→ **Data excerpts**:
####

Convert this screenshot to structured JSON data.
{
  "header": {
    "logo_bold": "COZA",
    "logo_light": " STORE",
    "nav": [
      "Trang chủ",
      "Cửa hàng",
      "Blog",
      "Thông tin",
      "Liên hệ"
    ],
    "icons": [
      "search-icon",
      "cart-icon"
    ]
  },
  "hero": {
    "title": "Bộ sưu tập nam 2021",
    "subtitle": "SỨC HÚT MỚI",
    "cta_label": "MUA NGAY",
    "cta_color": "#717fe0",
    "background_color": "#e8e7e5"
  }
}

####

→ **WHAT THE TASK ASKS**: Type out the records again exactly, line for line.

→ **RESULT**:
Convert this screenshot to structured JSON data.
{
  "header": {
    "logo_bold": "COZA",
    "logo_light": " STORE",
    "nav": [
      "Trang chủ",
      "Cửa hàng",
      "Blog",
      "Thông tin",
      "Liên hệ"
    ],
    "icons": [
      "search-icon",
      "cart-icon"
    ]
  },
  "hero": {
    "title": "Bộ sưu tập nam 2021",
    "subtitle": "SỨC HÚT MỚI",
    "cta_label": "MUA NGAY",
    "cta_color": "#717fe0",
    "background_color": "#e8e7e5"
  }
}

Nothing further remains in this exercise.